Wind power has its own environmental issues, but not on the scale of fossil fuels. As Ball noted, “No one has ever heard of an offshore wind spill.”
Beyond its environmental benefits, wind power could also bring strong economic gains not only in construction and maintenance, but in manufacturing of turbines. The Department of Commerce report said North Carolina’s manufacturing sector could develop coastal factories to make wind turbine towers and blades that are so large they can only be transported by water.
“Wind energy means new jobs for North Carolinians,” said Machelle Sanders, North Carolina’s commerce secretary. “Just like biotechnology was for us many years ago, today clean energy represents an industry of the future and North Carolina always embraces the future.”
There are obstacles between the vision and the reality of North Carolina as a leader in U.S. offshore wind power. For one, Biden’s enormous infrastructure proposal will have to get past Republican resistance in Congress. Congressional Republicans may find opposing wind power has little political support. Polls show popular support for it even among Republicans.
There are also legitimate concerns about how building and operating the massive offshore turbines could affect the fishing industry, wildlife, military flights and tourism. These concerns should be addressed in consultation with stakeholders.

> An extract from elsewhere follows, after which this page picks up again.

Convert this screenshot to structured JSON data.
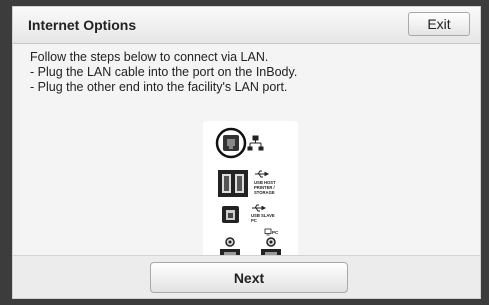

Though not yet a sure thing for North Carolina, wind power is much closer to becoming one. There’s no doubt about where the pursuit of more clean energy should go next. Go where the wind blows.